» **Goal of the exercise**
The entries below must be retyped in full. Keep every word the same.

» **Recorded information**
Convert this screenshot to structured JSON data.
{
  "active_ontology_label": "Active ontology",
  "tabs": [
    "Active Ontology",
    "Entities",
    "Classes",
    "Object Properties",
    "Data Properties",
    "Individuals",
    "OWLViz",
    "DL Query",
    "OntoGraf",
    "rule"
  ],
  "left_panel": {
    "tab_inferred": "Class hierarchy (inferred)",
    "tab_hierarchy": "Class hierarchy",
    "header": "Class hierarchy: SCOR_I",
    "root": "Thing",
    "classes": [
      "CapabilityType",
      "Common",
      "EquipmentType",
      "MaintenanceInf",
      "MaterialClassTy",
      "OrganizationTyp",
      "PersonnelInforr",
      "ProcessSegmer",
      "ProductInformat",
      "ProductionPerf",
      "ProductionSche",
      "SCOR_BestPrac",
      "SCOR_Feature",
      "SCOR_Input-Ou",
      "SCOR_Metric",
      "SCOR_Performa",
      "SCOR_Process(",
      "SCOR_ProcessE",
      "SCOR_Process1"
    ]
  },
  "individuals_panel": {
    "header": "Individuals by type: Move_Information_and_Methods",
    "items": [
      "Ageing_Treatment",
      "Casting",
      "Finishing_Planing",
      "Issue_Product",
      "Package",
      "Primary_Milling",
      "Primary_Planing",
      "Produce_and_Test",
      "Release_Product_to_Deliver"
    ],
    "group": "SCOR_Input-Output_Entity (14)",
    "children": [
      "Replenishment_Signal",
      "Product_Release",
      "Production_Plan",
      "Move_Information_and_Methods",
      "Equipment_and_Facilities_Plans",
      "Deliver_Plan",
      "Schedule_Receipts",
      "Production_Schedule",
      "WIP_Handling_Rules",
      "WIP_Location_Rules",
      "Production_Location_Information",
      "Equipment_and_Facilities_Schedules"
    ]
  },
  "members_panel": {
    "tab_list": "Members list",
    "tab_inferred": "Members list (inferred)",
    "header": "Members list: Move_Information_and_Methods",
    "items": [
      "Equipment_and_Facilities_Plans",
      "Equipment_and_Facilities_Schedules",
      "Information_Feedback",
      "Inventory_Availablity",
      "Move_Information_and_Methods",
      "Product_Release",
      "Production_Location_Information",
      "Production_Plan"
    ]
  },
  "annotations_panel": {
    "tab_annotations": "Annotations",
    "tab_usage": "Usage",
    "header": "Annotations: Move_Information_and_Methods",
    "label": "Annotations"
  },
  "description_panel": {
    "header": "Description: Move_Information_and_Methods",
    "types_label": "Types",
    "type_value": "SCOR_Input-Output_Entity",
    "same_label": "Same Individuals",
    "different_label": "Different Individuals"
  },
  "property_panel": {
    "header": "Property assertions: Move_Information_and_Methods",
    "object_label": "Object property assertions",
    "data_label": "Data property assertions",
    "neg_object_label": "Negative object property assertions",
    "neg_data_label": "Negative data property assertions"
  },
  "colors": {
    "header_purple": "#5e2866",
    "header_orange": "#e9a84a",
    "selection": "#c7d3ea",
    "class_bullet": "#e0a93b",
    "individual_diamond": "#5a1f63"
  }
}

» **Expected answer**
Convert this screenshot to structured JSON data.
{
  "active_ontology_label": "Active ontology",
  "tabs": [
    "Active Ontology",
    "Entities",
    "Classes",
    "Object Properties",
    "Data Properties",
    "Individuals",
    "OWLViz",
    "DL Query",
    "OntoGraf",
    "rule"
  ],
  "left_panel": {
    "tab_inferred": "Class hierarchy (inferred)",
    "tab_hierarchy": "Class hierarchy",
    "header": "Class hierarchy: SCOR_I",
    "root": "Thing",
    "classes": [
      "CapabilityType",
      "Common",
      "EquipmentType",
      "MaintenanceInf",
      "MaterialClassTy",
      "OrganizationTyp",
      "PersonnelInforr",
      "ProcessSegmer",
      "ProductInformat",
      "ProductionPerf",
      "ProductionSche",
      "SCOR_BestPrac",
      "SCOR_Feature",
      "SCOR_Input-Ou",
      "SCOR_Metric",
      "SCOR_Performa",
      "SCOR_Process(",
      "SCOR_ProcessE",
      "SCOR_Process1"
    ]
  },
  "individuals_panel": {
    "header": "Individuals by type: Move_Information_and_Methods",
    "items": [
      "Ageing_Treatment",
      "Casting",
      "Finishing_Planing",
      "Issue_Product",
      "Package",
      "Primary_Milling",
      "Primary_Planing",
      "Produce_and_Test",
      "Release_Product_to_Deliver"
    ],
    "group": "SCOR_Input-Output_Entity (14)",
    "children": [
      "Replenishment_Signal",
      "Product_Release",
      "Production_Plan",
      "Move_Information_and_Methods",
      "Equipment_and_Facilities_Plans",
      "Deliver_Plan",
      "Schedule_Receipts",
      "Production_Schedule",
      "WIP_Handling_Rules",
      "WIP_Location_Rules",
      "Production_Location_Information",
      "Equipment_and_Facilities_Schedules"
    ]
  },
  "members_panel": {
    "tab_list": "Members list",
    "tab_inferred": "Members list (inferred)",
    "header": "Members list: Move_Information_and_Methods",
    "items": [
      "Equipment_and_Facilities_Plans",
      "Equipment_and_Facilities_Schedules",
      "Information_Feedback",
      "Inventory_Availablity",
      "Move_Information_and_Methods",
      "Product_Release",
      "Production_Location_Information",
      "Production_Plan"
    ]
  },
  "annotations_panel": {
    "tab_annotations": "Annotations",
    "tab_usage": "Usage",
    "header": "Annotations: Move_Information_and_Methods",
    "label": "Annotations"
  },
  "description_panel": {
    "header": "Description: Move_Information_and_Methods",
    "types_label": "Types",
    "type_value": "SCOR_Input-Output_Entity",
    "same_label": "Same Individuals",
    "different_label": "Different Individuals"
  },
  "property_panel": {
    "header": "Property assertions: Move_Information_and_Methods",
    "object_label": "Object property assertions",
    "data_label": "Data property assertions",
    "neg_object_label": "Negative object property assertions",
    "neg_data_label": "Negative data property assertions"
  },
  "colors": {
    "header_purple": "#5e2866",
    "header_orange": "#e9a84a",
    "selection": "#c7d3ea",
    "class_bullet": "#e0a93b",
    "individual_diamond": "#5a1f63"
  }
}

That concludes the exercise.